**Work item:** For the data below, work out how many lines include the string "photo" and report only the number.
----------
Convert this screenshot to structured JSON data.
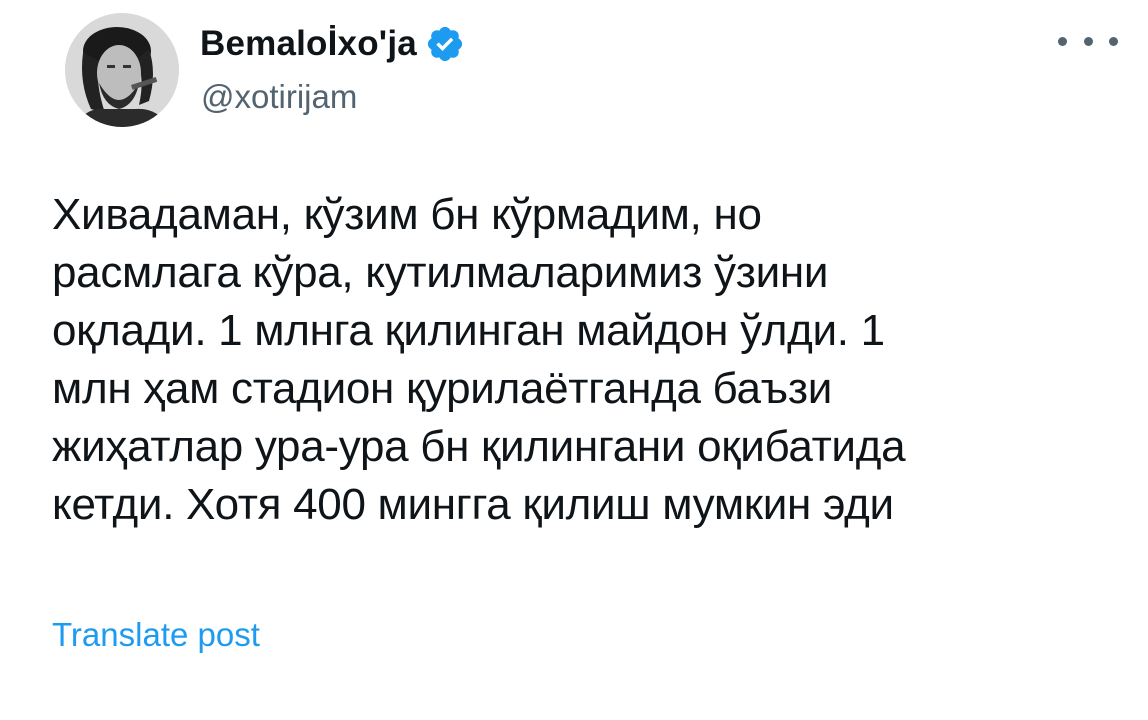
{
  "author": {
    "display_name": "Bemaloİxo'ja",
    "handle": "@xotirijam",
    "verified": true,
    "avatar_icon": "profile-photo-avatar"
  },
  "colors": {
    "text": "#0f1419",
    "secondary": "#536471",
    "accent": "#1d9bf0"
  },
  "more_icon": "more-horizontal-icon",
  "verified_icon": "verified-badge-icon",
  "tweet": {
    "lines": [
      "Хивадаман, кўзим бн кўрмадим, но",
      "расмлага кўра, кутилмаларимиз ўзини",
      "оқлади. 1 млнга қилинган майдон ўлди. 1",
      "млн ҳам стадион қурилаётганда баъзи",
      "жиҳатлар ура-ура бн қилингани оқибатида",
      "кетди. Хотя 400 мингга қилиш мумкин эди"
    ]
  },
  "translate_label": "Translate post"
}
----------
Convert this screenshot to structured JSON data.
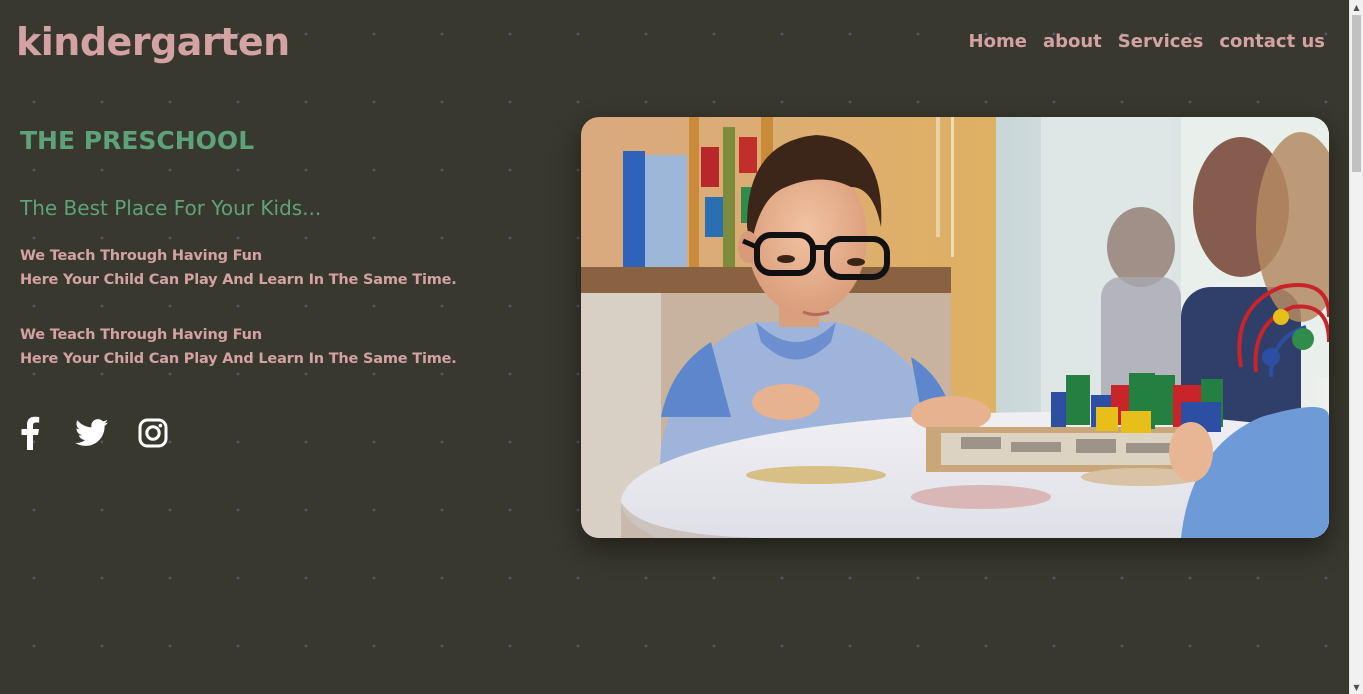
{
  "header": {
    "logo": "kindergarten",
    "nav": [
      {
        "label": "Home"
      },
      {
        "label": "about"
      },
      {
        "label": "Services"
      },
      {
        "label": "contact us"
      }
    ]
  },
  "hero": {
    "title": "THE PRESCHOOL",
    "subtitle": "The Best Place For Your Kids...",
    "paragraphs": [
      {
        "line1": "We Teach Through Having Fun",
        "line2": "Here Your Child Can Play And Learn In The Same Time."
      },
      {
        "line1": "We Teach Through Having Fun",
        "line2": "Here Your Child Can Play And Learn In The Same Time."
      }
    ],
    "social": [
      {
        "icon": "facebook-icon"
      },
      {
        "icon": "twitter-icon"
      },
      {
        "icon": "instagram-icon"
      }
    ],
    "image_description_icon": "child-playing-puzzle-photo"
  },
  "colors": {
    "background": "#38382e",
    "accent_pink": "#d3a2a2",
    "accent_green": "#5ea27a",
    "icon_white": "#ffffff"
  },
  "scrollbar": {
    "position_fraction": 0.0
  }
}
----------
**Written response:** 2